After the interval, Jasper came on stage to welcome the audience and thank the musicians. In launching the new HarrisonParrott Foundation, he also delivered a hard-hitting attack on today’s political climate, including ‘the erosion of fair and equal access to both the experience of and education in the creative arts for our young people,’ and he warned of the risks of Brexit to the creative arts. He also underlined the importance of musicians in this context: ‘It seems to me that it is to the artists that we must look for the championing of those essential and irreplaceable values which can nurture healthy and hopeful societies for everyone – values which are so egregiously ignored by so many of the political classes of our day.’ Read his full speech here.
Elim Chan conducts liveHarrisonParrott Foundation
After the interval, Elim Chan conducted the Philharmonia Orchestra in Tchaikovsky’s turbulent Overture to Romeo and Juliet. She has described conducting the Philharmonia as being like driving a Ferrari: ‘The players read every single little gesture you make. They are efficient and free at the same time. They are kind, classy and fast.’
Vladimir Ashkenazy at Jasper Parrott celebrating 50 years togetherHarrisonParrott Foundation
The last piece on the programme was Elgar’s Enigma Variations, conducted by Vladimir Ashkenazy, whose association with the company since its inception has been so key in its success. There was a surprise in store though. The orchestra played an arrangement of Happy Birthday made by the Philharmonia’s own violinist – arranger Julian Milone, composed with Elgar and Strauss-like soundworld that made it the perfect end not only to the concert, but also to the whole day.

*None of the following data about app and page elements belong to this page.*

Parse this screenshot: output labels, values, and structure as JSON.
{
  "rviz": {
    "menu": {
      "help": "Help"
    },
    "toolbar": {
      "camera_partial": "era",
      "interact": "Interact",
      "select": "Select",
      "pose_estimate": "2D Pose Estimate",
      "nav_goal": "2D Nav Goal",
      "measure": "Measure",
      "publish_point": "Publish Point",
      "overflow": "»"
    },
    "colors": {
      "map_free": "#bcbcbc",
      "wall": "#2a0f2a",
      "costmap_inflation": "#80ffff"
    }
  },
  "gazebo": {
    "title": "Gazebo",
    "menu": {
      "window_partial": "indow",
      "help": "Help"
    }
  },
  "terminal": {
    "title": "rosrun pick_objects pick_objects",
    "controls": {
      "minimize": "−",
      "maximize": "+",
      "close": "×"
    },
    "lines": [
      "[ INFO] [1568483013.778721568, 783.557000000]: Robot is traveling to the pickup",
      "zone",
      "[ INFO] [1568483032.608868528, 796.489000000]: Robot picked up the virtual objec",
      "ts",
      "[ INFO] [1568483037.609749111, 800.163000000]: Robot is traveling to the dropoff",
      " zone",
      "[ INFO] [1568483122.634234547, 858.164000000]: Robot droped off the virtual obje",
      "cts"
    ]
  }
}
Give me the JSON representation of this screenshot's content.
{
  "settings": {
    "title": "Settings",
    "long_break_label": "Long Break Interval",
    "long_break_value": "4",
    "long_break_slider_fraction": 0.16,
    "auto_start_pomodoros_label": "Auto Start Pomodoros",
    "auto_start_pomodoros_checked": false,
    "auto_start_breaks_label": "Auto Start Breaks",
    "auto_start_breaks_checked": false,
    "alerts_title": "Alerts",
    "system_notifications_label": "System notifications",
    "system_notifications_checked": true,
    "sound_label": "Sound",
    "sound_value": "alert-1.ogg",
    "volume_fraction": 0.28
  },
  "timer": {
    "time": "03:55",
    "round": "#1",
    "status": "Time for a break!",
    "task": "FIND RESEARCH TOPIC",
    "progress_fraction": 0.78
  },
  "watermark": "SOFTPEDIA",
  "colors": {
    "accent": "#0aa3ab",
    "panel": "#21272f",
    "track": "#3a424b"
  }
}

Ashkenazy brought Jasper on stage, and the two shared the final moments of the evening.